A collegial power struggle is under way within the House Armed Services Committee, where Rep. Charles E. Bennett (D-Fla.) wants to trade his long-held chairmanship of the seapower subcommittee to run the procurement subcommittee, chaired by Rep. Samuel S. Stratton (D-N.Y.).

Stratton, however, is telling colleagues he wants to remain as chairman of procurement. Under House rules, the most senior member--in this case, Bennett--expresses his subcommittee preference in a caucus of fellow Democrats, who then vote by secret ballot on whether to grant it. The vote on this is scheduled for Wednesday.

If Bennett gets his wish and goes from seapower to procurement, Stratton would be next in the seniority line to pick another subcommittee chairmanship. His options include seapower and investigations.

Because of retirements, Reps. Les Aspin (D-Wis.) and Ronald V. Dellums (D-Calif.) are in line to get subcommittee chairmanships on the Armed Services Committee. What they get depends on what the more senior chairmen choose.

The subcommittees on military personnel, on readiness and on military installations are the leading possibilities.

As one of the Navy's strongest congressional allies in his role as seapower subcommittee chairman, Bennett has been a champion of the 600-ship fleet.

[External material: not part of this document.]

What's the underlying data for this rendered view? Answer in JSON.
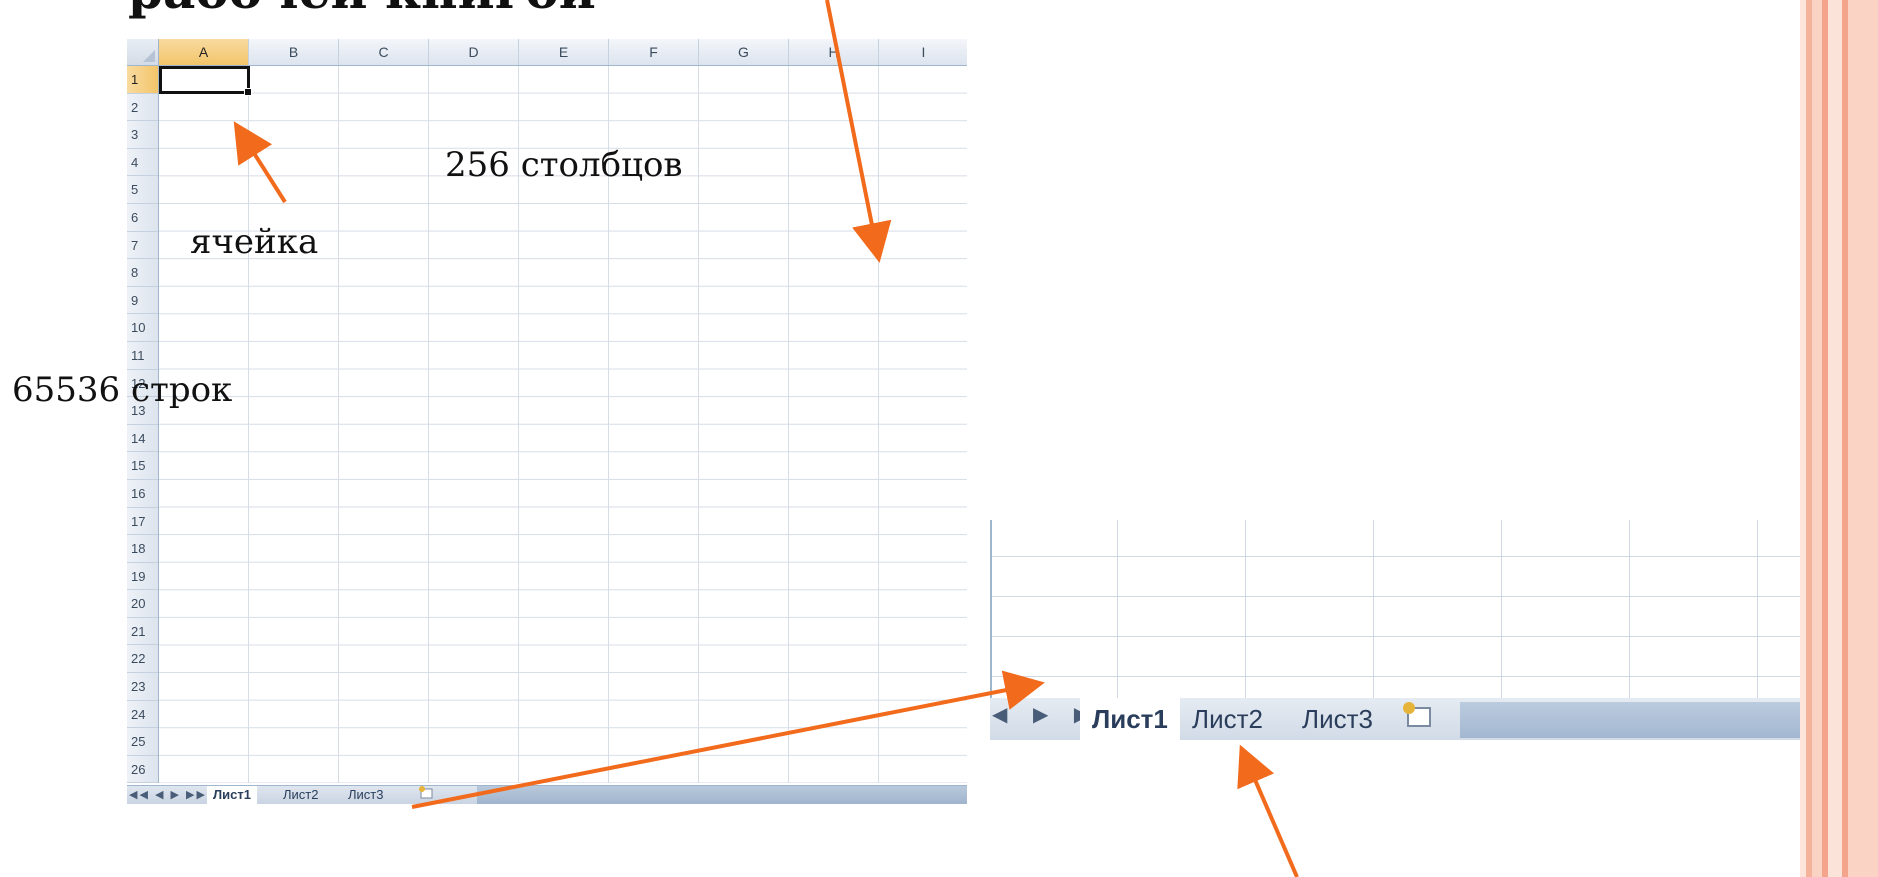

One reason he wants to change, according to those who know him well, is to broaden his knowledge against the day he becomes chairman of the Armed Services Committee. He is second in seniority among Democrats after Rep. Melvin Price (D-Ill.), 78, the chairman.

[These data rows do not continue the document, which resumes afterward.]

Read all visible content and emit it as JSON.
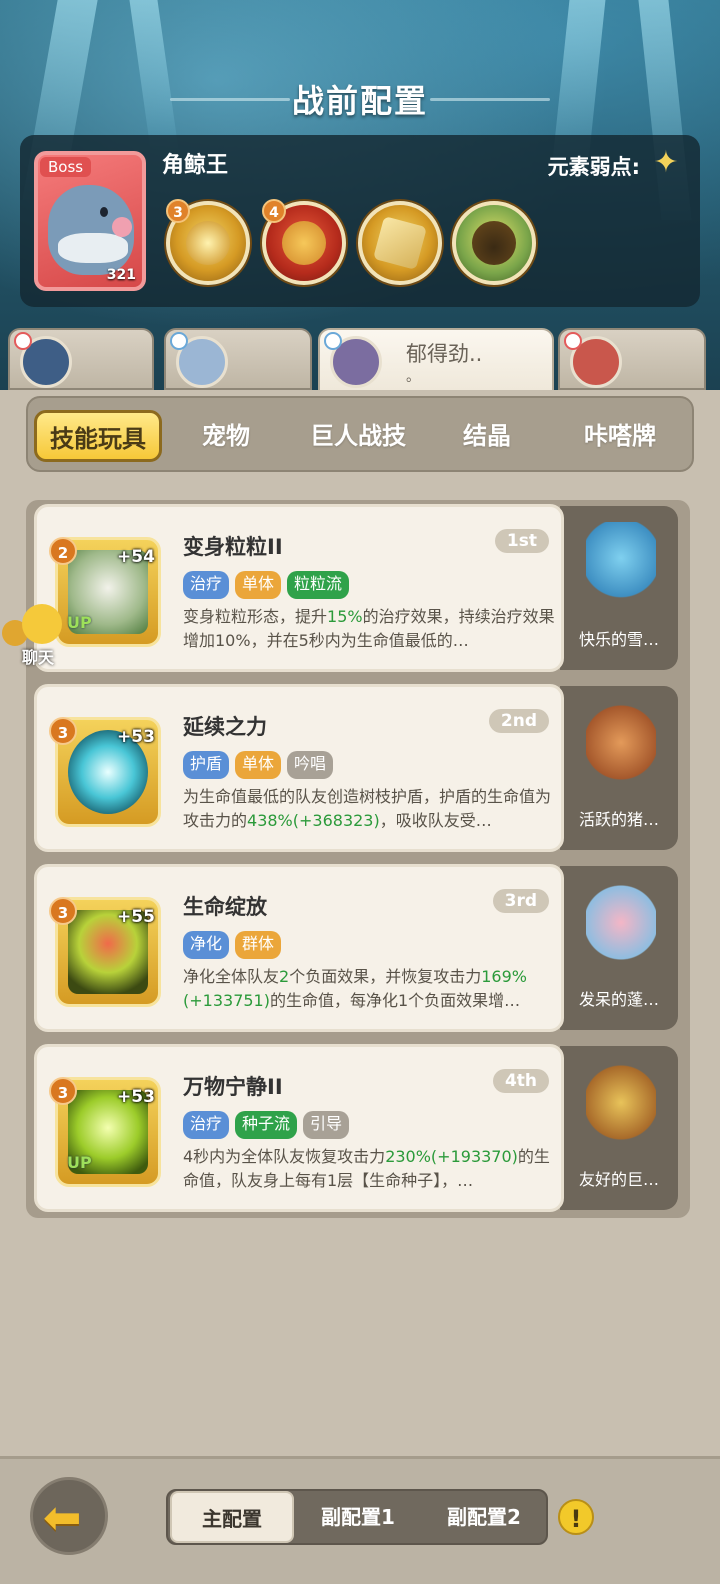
{
  "page_title": "战前配置",
  "boss": {
    "tag": "Boss",
    "name": "角鲸王",
    "level": "321",
    "weakness_label": "元素弱点:",
    "skills": [
      {
        "level": "3",
        "icon": "star-burst-icon"
      },
      {
        "level": "4",
        "icon": "fist-stars-icon"
      },
      {
        "level": "",
        "icon": "cube-icon"
      },
      {
        "level": "",
        "icon": "shadow-creature-icon"
      }
    ]
  },
  "team_tabs": [
    {
      "name": "",
      "sub": ""
    },
    {
      "name": "",
      "sub": ""
    },
    {
      "name": "郁得劲..",
      "sub": "。"
    },
    {
      "name": "",
      "sub": ""
    }
  ],
  "categories": [
    "技能玩具",
    "宠物",
    "巨人战技",
    "结晶",
    "咔嗒牌"
  ],
  "chat_label": "聊天",
  "skills": [
    {
      "level": "2",
      "plus": "+54",
      "up": "UP",
      "name": "变身粒粒II",
      "rank": "1st",
      "tags": [
        {
          "text": "治疗",
          "color": "blue"
        },
        {
          "text": "单体",
          "color": "orange"
        },
        {
          "text": "粒粒流",
          "color": "green"
        }
      ],
      "desc_parts": [
        "变身粒粒形态，提升",
        "15%",
        "的治疗效果，持续治疗效果增加10%，并在5秒内为生命值最低的…"
      ],
      "pet_name": "快乐的雪…"
    },
    {
      "level": "3",
      "plus": "+53",
      "up": "",
      "name": "延续之力",
      "rank": "2nd",
      "tags": [
        {
          "text": "护盾",
          "color": "blue"
        },
        {
          "text": "单体",
          "color": "orange"
        },
        {
          "text": "吟唱",
          "color": "gray"
        }
      ],
      "desc_parts": [
        "为生命值最低的队友创造树枝护盾，护盾的生命值为攻击力的",
        "438%(+368323)",
        "，吸收队友受…"
      ],
      "pet_name": "活跃的猪…"
    },
    {
      "level": "3",
      "plus": "+55",
      "up": "",
      "name": "生命绽放",
      "rank": "3rd",
      "tags": [
        {
          "text": "净化",
          "color": "blue"
        },
        {
          "text": "群体",
          "color": "orange"
        }
      ],
      "desc_parts": [
        "净化全体队友",
        "2",
        "个负面效果，并恢复攻击力",
        "169%(+133751)",
        "的生命值，每净化1个负面效果增…"
      ],
      "pet_name": "发呆的蓬…"
    },
    {
      "level": "3",
      "plus": "+53",
      "up": "UP",
      "name": "万物宁静II",
      "rank": "4th",
      "tags": [
        {
          "text": "治疗",
          "color": "blue"
        },
        {
          "text": "种子流",
          "color": "green"
        },
        {
          "text": "引导",
          "color": "gray"
        }
      ],
      "desc_parts": [
        "4秒内为全体队友恢复攻击力",
        "230%(+193370)",
        "的生命值，队友身上每有1层【生命种子】，…"
      ],
      "pet_name": "友好的巨…"
    }
  ],
  "config_tabs": [
    "主配置",
    "副配置1",
    "副配置2"
  ],
  "warn_symbol": "!"
}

If Bennett becomes chairman of the procurement subcommittee, as is likely, he will be in a position to play a major role on the MX missile. He voted against giving President Reagan funds to put the MX into production last year when the Pentagon was advocating the controversial "Dense Pack" deployment scheme now under review.

Price voted for MX production funding.